Updated July 10, 2020:

Does Florida allow domestication of LLC? This is a question for those owning an LLC and planning a move to Florida. Domesticating your LLC means changing its location. If your new state allows it, it is a convenient option with many benefits to your business.

Flexibility is probably one reason you set up your business as an LLC in the first place. An LLC is a business structure that gives you relative freedom to decide how to best organize your company. So if you are moving your LLC out of state, you are likely looking for a flexible, convenient way to do so. Domestication may be the answer.

Why Domesticate an LLC?

There are benefits of domesticating your LLC, as opposed to dissolving it and creating a new LLC in your new state.

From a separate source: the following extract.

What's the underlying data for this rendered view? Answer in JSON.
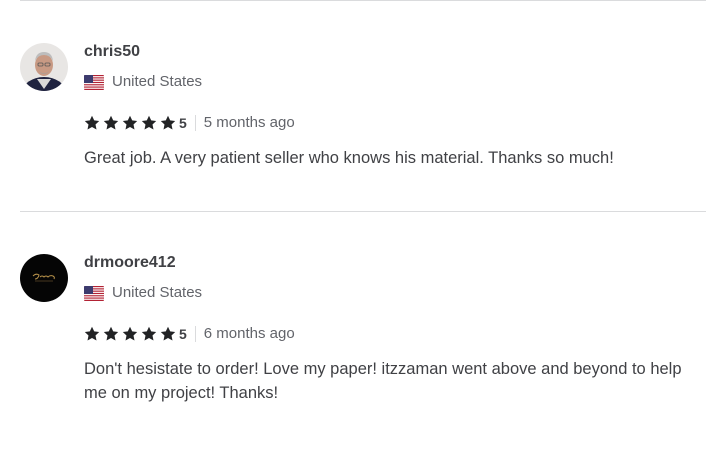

Domesticating your LLC — an option allowed in many states, including Florida — makes it easier to keep your existing business relationships. That's because you won't have to renegotiate or amend your contracts.

It also makes it easier to get loans and lines of credit in your new state: rather than building new credit history from scratch, you can retain the age and business credit history you've worked hard to build in your original LLC.

Is Domestication the Right Option for You?

If your state allows domestication and you're wondering if it is your best option, think about where you'll do business after you move:

  • If you'll still do business in your old state, you may want to keep your LLC based in that state. (Many states permit LLC members to reside outside the state where the LLC is registered.)
  • If you only plan to do business in your new state, you can either dissolve your old LLC and create a new one or domesticate your original LLC in your new state.
  • If you plan to do business in multiple states, you'll need to have your LLC registered everywhere you do business. Register as a foreign entity in all states where you plan to conduct business outside the state where your LLC is based.

How to Domesticate Your LLC

To domesticate your LLC, the state business entity registration agency in your new state will need an articles of domestication. Within this document will be a plan of domestication, where you typically will:

  • note the new LLC jurisdiction
  • outline any changes to your business's articles of organization
  • define how you will transfer ownership interest from your original LLC to your domesticated LLC.

You may also need to give your state a certificate of good standing and a $30 to $50 fee, depending on state requirements.

Next, you'll need to:

  • provide the IRS with Form 8832 and indicate that your LLC has been domesticated
  • register with your new state's tax collection agency
  • pay sales tax in your new state (if your LLC is a service or retail sales company).

If you need help with domestication of an LLC, you can post your legal need on UpCounsel's marketplace. UpCounsel accepts only the top 5 percent of lawyers to its site. Lawyers on UpCounsel come from law schools such as Harvard Law and Yale Law and average 14 years of legal experience, including work with or on behalf of companies like Google, Menlo Ventures, and Airbnb.

What If Your State Doesn't Allow Domestication?

If either your home state or the new state doesn't offer domestication, you can dissolve your old LLC and create a new one in your new state.

You'll need a business attorney to help you because it can get complicated. The process involves things like liquidation, merging, and transferring membership interests from one LLC to another.

What to Do After the Move

Remember to review any vendor and partner contracts you've signed in your LLC's old name. Its official name includes the state where it was formed (so the full name of XYZ, LLC formed in Ohio would be "XYZ, LLC, an Ohio Limited Liability Company"). Therefore, moving to a new state will change your LLC's full name—and you'll need to make sure all your contracts reflect the new full name.

Finally, don't forget to inform your customers of the move — even if you're primarily an online business. It's in your best interest to make sure they hear about it from you first. Tell your customers why you moved your business and reassure them that the move won't affect them. Or, if there will be a positive impact on them, let them know the benefits they'll enjoy.